2001-05-01 Grand Haven Tribune "Calling All Colors"

Calling All Colors
Middle school students learn lesson in making a difference

by Gene Kaiser
Grand Haven Tribune

A smile can mean a lot. Diversity should be celebrated. One person can make a difference.

These are the lessons that middle school students from Ottawa and Muskegon counties said they took away from the Calling All Colors conference Monday at Grand Valley State University.

"Everybody is different in their own way. I learned that one person can make a difference. It doesn't matter who you are," said Jamonica Howard, a seventh grader at White Pines Middle School.

"I learned together we can make a real big difference if we try," said Spring Lake Middle School seventh grader Katie McDonald, who added that her favorite part of the day was playing games with students from other schools. "I met some really great girls from a different school and we're really tight now."

During the conference, about 200 middle students dialogued about diversity issues and their own experiences with
racism.
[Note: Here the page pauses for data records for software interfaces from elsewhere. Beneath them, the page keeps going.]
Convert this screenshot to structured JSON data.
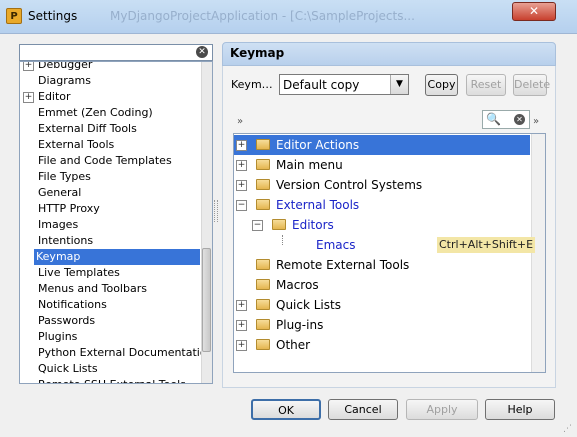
{
  "window": {
    "title": "Settings",
    "background_title": "MyDjangoProjectApplication - [C:\\SampleProjects..."
  },
  "search": {
    "value": "",
    "placeholder": ""
  },
  "settings_tree": [
    {
      "label": "Debugger",
      "expandable": true
    },
    {
      "label": "Diagrams"
    },
    {
      "label": "Editor",
      "expandable": true
    },
    {
      "label": "Emmet (Zen Coding)"
    },
    {
      "label": "External Diff Tools"
    },
    {
      "label": "External Tools"
    },
    {
      "label": "File and Code Templates"
    },
    {
      "label": "File Types"
    },
    {
      "label": "General"
    },
    {
      "label": "HTTP Proxy"
    },
    {
      "label": "Images"
    },
    {
      "label": "Intentions"
    },
    {
      "label": "Keymap",
      "selected": true
    },
    {
      "label": "Live Templates"
    },
    {
      "label": "Menus and Toolbars"
    },
    {
      "label": "Notifications"
    },
    {
      "label": "Passwords"
    },
    {
      "label": "Plugins"
    },
    {
      "label": "Python External Documentation"
    },
    {
      "label": "Quick Lists"
    },
    {
      "label": "Remote SSH External Tools"
    }
  ],
  "keymap": {
    "header": "Keymap",
    "keymaps_label": "Keym…",
    "selected_keymap": "Default copy",
    "copy_label": "Copy",
    "reset_label": "Reset",
    "delete_label": "Delete"
  },
  "toolbar": {
    "left_arrows": "»",
    "right_arrows": "»"
  },
  "action_tree": [
    {
      "label": "Editor Actions",
      "level": 0,
      "expander": "+",
      "selected": true
    },
    {
      "label": "Main menu",
      "level": 0,
      "expander": "+"
    },
    {
      "label": "Version Control Systems",
      "level": 0,
      "expander": "+"
    },
    {
      "label": "External Tools",
      "level": 0,
      "expander": "−",
      "blue": true
    },
    {
      "label": "Editors",
      "level": 1,
      "expander": "−",
      "blue": true
    },
    {
      "label": "Emacs",
      "level": 2,
      "blue": true,
      "shortcut": "Ctrl+Alt+Shift+E"
    },
    {
      "label": "Remote External Tools",
      "level": 0
    },
    {
      "label": "Macros",
      "level": 0
    },
    {
      "label": "Quick Lists",
      "level": 0,
      "expander": "+"
    },
    {
      "label": "Plug-ins",
      "level": 0,
      "expander": "+"
    },
    {
      "label": "Other",
      "level": 0,
      "expander": "+"
    }
  ],
  "buttons": {
    "ok": "OK",
    "cancel": "Cancel",
    "apply": "Apply",
    "help": "Help"
  },
  "colors": {
    "selection": "#3874d8",
    "shortcut_highlight": "#f3e6a6",
    "link_blue": "#1a24c8"
  }
}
They also shared the action plans they created during a similar conference in October, which they have since implemented in their schools to celebrated diversity.

Students from White Pines middle school reported that they held a cultural spirit week to teach their classmates about the music, history, and clothing of other cultures. Fruitport Middle School students created a mural on tolerance and diversity in their school.

Lakeshore Middle School presented "The Diversity Operation," which included "operating" on a volunteer patient to remove prejudice and discrimination and replace them with kindness and humanity. St. Mary's Catholic School researched the ethnic backgrounds of various saints and then quizzed the other schools on that information in a game show called "Circle of Saints."

But according to Otencia Ruiz, the conference coordinator, the most powerful part of the day was a presentation by Michael Fowlin.

"He had even more of an effect on the kids than I thought, " Ruiz said, adding that a few students were moved to tears. "Emotionally, it caught them. It opened their eyes ot a lot of issues."

Fowlin played a variety of characters and demonstrated the racism and discrimination they experience. His characters ranged from a black football player who is also gay; a student with cerebral palsy; a suicidal, Hispanic adolescent who is overweight and gets picked on at school; and a white teen-agers wearing a trench coat, who is stopped by the police.

"It's awesome how on person could do that. You forgot who he was, and you just saw each character through him, "Ruiz said.

After the presentation, students met in dialogue groups to discuss it and share their own experiences.

"I think they couldn't get there fast enough to share, " said Mhairi Blacklock, a dialogue group facilitator.

Blacklock added that Fowlin also challenged students to smile at a minimum of 10 people each day. Students said they look Fowlin's lesson to heart.

"You shouldn't pick on people that are less fortunate," said Bethany Wolfe, a seventh grade student at White Pines.

"Even if you don't talk to someone at school, you could still say 'hello' and mean it," added Stephanie Nash, a seventh grader from Spring Lake Middle School. "Just saying 'hi' can brighten up their day a lot."

Nash and her classmate, April Holmes, said that they planned to shared what they learned at Calling All Colors with the rest of their school and will make a bulletin board about the conference.

At previous Calling All Colors conferences, students spent part of the day learning various cultural activities like Irish dancing, martial arts and making Mexican fiesta crafts. But this year, due to student requests, they played cooperative games and spent the afternoon meeting students from other schools and focusing on teamwork.

The students did a four-way tug of war and relay race, where two students held volleyballs and tennis balls between them as they ran down the course. Ruiz said that they may continue to hold the cooperative games at the spring conference and do all the cultural actives at the fall conference.